Excerpts from an interface dataset
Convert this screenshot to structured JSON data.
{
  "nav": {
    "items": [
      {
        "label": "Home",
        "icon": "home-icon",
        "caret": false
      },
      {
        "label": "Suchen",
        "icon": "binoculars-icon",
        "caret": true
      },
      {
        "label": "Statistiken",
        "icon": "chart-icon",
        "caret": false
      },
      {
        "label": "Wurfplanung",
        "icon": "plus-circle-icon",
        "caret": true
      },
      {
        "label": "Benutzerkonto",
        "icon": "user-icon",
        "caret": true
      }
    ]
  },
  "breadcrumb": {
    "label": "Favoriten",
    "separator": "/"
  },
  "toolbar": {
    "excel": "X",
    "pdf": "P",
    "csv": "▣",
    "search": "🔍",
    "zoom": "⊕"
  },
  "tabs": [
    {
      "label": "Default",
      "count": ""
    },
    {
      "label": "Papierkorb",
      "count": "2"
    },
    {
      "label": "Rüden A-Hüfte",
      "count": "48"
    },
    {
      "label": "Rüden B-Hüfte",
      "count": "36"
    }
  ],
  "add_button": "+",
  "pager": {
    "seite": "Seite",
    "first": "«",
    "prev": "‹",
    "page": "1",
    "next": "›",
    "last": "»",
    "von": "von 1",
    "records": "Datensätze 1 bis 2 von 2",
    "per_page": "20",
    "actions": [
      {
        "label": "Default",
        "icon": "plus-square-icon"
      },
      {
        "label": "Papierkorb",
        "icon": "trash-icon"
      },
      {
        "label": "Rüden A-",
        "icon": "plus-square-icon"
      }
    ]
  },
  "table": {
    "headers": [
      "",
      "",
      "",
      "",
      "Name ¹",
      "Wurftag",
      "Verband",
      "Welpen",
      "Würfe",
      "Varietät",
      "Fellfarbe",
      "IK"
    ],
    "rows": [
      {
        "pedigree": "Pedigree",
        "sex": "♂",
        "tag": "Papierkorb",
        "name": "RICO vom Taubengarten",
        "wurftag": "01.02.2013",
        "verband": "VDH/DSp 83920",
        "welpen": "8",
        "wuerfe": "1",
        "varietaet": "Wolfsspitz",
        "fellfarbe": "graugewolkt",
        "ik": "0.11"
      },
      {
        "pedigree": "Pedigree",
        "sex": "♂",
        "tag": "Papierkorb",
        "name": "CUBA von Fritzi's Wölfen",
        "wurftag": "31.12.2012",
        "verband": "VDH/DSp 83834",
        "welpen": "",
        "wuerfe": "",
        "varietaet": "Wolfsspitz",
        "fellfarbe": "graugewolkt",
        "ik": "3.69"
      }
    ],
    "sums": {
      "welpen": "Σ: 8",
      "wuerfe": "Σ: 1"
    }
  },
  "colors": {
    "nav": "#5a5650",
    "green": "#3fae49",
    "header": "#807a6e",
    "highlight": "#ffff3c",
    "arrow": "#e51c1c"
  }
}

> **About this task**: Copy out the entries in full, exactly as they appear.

> **Output**:
Convert this screenshot to structured JSON data.
{
  "nav": {
    "items": [
      {
        "label": "Home",
        "icon": "home-icon",
        "caret": false
      },
      {
        "label": "Suchen",
        "icon": "binoculars-icon",
        "caret": true
      },
      {
        "label": "Statistiken",
        "icon": "chart-icon",
        "caret": false
      },
      {
        "label": "Wurfplanung",
        "icon": "plus-circle-icon",
        "caret": true
      },
      {
        "label": "Benutzerkonto",
        "icon": "user-icon",
        "caret": true
      }
    ]
  },
  "breadcrumb": {
    "label": "Favoriten",
    "separator": "/"
  },
  "toolbar": {
    "excel": "X",
    "pdf": "P",
    "csv": "▣",
    "search": "🔍",
    "zoom": "⊕"
  },
  "tabs": [
    {
      "label": "Default",
      "count": ""
    },
    {
      "label": "Papierkorb",
      "count": "2"
    },
    {
      "label": "Rüden A-Hüfte",
      "count": "48"
    },
    {
      "label": "Rüden B-Hüfte",
      "count": "36"
    }
  ],
  "add_button": "+",
  "pager": {
    "seite": "Seite",
    "first": "«",
    "prev": "‹",
    "page": "1",
    "next": "›",
    "last": "»",
    "von": "von 1",
    "records": "Datensätze 1 bis 2 von 2",
    "per_page": "20",
    "actions": [
      {
        "label": "Default",
        "icon": "plus-square-icon"
      },
      {
        "label": "Papierkorb",
        "icon": "trash-icon"
      },
      {
        "label": "Rüden A-",
        "icon": "plus-square-icon"
      }
    ]
  },
  "table": {
    "headers": [
      "",
      "",
      "",
      "",
      "Name ¹",
      "Wurftag",
      "Verband",
      "Welpen",
      "Würfe",
      "Varietät",
      "Fellfarbe",
      "IK"
    ],
    "rows": [
      {
        "pedigree": "Pedigree",
        "sex": "♂",
        "tag": "Papierkorb",
        "name": "RICO vom Taubengarten",
        "wurftag": "01.02.2013",
        "verband": "VDH/DSp 83920",
        "welpen": "8",
        "wuerfe": "1",
        "varietaet": "Wolfsspitz",
        "fellfarbe": "graugewolkt",
        "ik": "0.11"
      },
      {
        "pedigree": "Pedigree",
        "sex": "♂",
        "tag": "Papierkorb",
        "name": "CUBA von Fritzi's Wölfen",
        "wurftag": "31.12.2012",
        "verband": "VDH/DSp 83834",
        "welpen": "",
        "wuerfe": "",
        "varietaet": "Wolfsspitz",
        "fellfarbe": "graugewolkt",
        "ik": "3.69"
      }
    ],
    "sums": {
      "welpen": "Σ: 8",
      "wuerfe": "Σ: 1"
    }
  },
  "colors": {
    "nav": "#5a5650",
    "green": "#3fae49",
    "header": "#807a6e",
    "highlight": "#ffff3c",
    "arrow": "#e51c1c"
  }
}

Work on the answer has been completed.